Trogir is a historic town and harbour on the Adriatic coast in Split-Dalmatia County, Croatia, with a population of 10,818 (2011) and a total municipality population of 13,260 (2011).

The name comes from the Greek “tragos” (male goat).

Similarly, the name of the neighbouring island of Bua comes from the Greek “voua” (herd of cattle).

The sudden prosperity of Salona deprived Trogir of its importance. During the migration of Slavs the citizens of the destroyed Salona escaped to Trogir.

From the 9th century on, Trogir paid tribute to Croatian rulers.

After the War of Chioggia between Genoa and Venice, on the 14th of March 1381 Chioggia concluded an alliance with Zadar and Trogir against Venice, and finally Chioggia became better protected by Venice in 1412, because Šibenik then became the seat of the main customs office and the seat of the salt consumers office with a monopoly on the salt trade in Chioggia and on the whole Adriatic Sea.

Trogir is an excellent example of a medieval town built on and conforming with the layout of a Hellenistic and Roman city that has conserved its urban fabric to an exceptional degree and to the minimum of modern interventions, in which the trajectory of social and cultural development is clearly visible in every aspect of the townscape.
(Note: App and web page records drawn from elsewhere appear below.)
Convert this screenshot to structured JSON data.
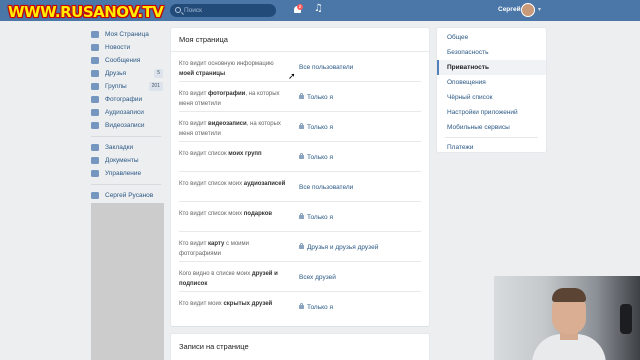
{
  "watermark": "WWW.RUSANOV.TV",
  "header": {
    "search_placeholder": "Поиск",
    "notifications_count": "2",
    "user_name": "Сергей"
  },
  "leftnav": {
    "items": [
      {
        "label": "Моя Страница",
        "icon": "house-icon"
      },
      {
        "label": "Новости",
        "icon": "news-icon"
      },
      {
        "label": "Сообщения",
        "icon": "message-icon"
      },
      {
        "label": "Друзья",
        "icon": "friends-icon",
        "count": "5"
      },
      {
        "label": "Группы",
        "icon": "groups-icon",
        "count": "201"
      },
      {
        "label": "Фотографии",
        "icon": "camera-icon"
      },
      {
        "label": "Аудиозаписи",
        "icon": "music-icon"
      },
      {
        "label": "Видеозаписи",
        "icon": "video-icon"
      }
    ],
    "items2": [
      {
        "label": "Закладки",
        "icon": "star-icon"
      },
      {
        "label": "Документы",
        "icon": "document-icon"
      },
      {
        "label": "Управление",
        "icon": "manage-icon"
      }
    ],
    "items3": [
      {
        "label": "Сергей Русанов",
        "icon": "people-icon"
      }
    ]
  },
  "main": {
    "title": "Моя страница",
    "rows": [
      {
        "label_plain": "Кто видит основную информацию ",
        "label_bold": "моей страницы",
        "label_tail": "",
        "value": "Все пользователи",
        "locked": false
      },
      {
        "label_plain": "Кто видит ",
        "label_bold": "фотографии",
        "label_tail": ", на которых меня отметили",
        "value": "Только я",
        "locked": true
      },
      {
        "label_plain": "Кто видит ",
        "label_bold": "видеозаписи",
        "label_tail": ", на которых меня отметили",
        "value": "Только я",
        "locked": true
      },
      {
        "label_plain": "Кто видит список ",
        "label_bold": "моих групп",
        "label_tail": "",
        "value": "Только я",
        "locked": true
      },
      {
        "label_plain": "Кто видит список моих ",
        "label_bold": "аудиозаписей",
        "label_tail": "",
        "value": "Все пользователи",
        "locked": false
      },
      {
        "label_plain": "Кто видит список моих ",
        "label_bold": "подарков",
        "label_tail": "",
        "value": "Только я",
        "locked": true
      },
      {
        "label_plain": "Кто видит ",
        "label_bold": "карту",
        "label_tail": " с моими фотографиями",
        "value": "Друзья и друзья друзей",
        "locked": true
      },
      {
        "label_plain": "Кого видно в списке моих ",
        "label_bold": "друзей и подписок",
        "label_tail": "",
        "value": "Всех друзей",
        "locked": false
      },
      {
        "label_plain": "Кто видит моих ",
        "label_bold": "скрытых друзей",
        "label_tail": "",
        "value": "Только я",
        "locked": true
      }
    ],
    "section2_title": "Записи на странице"
  },
  "rightmenu": {
    "group1": [
      "Общее",
      "Безопасность",
      "Приватность",
      "Оповещения",
      "Чёрный список",
      "Настройки приложений",
      "Мобильные сервисы"
    ],
    "group2": [
      "Платежи"
    ],
    "active": "Приватность"
  }
}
Although it was not made a bishopric in the early Christian period, Trogir was endowed with two large aisled basilicas, sited where the latter-day Cathedral and Benedictine Church of St John the Baptist now stand.

In the second half of the 9th century, Trogir became part of the Byzantine theme of Dalmatia, with its capital at Zadar, and it was occupied by Venice at the end of the 10th century.

Early medieval Trogir expanded to the south and new fortifications were constructed.

At the beginning of the 12th century, Trogir accepted Hungarian rule when the theme of Dalmatia was overrun.

There was a short period of Venetian rule in the early 14th century, but it was not until 1420 that the town became part of the Venetian empire.

Between the 13th and 15th centuries much new building took place, this period seeing the construction of the cathedral and the Camerlengo fortress, a radical remodelling of the main square, and two campaigns of reconstruction and strengthening of the fortifications.

The town flourished in the Roman period as an oppidum civium romanowm, linked with the neighbouring cities of Salona, capital of the Roman province of Dahnatia, and Siculi.

A colony for Roman military veterans during the late Roman period it was extended and refortified.

Extensive Roman cemeteries have been discovered, outside the town, as was customary, and a basilica was erected in one of these in Late Roman times.

In the historical core of Trogir, almost every house has stylistic features, a crest or sign above the door.

Numerous palaces and houses have been preserved, mostly dating back to the 13th century AD, as well as about a dozen churches.

On the south side of the city most of the medieval stone walls and towers have been preserved (the rest of the wall were destroyed at the beginning of the 19th century).

Right next to the south entrance gate to the city, a balcony (loggia) has been preserved, where travellers could take shelter after dark and the city doors had already been closed.

The northern entrance gate into the city is kept by a statue of St. John.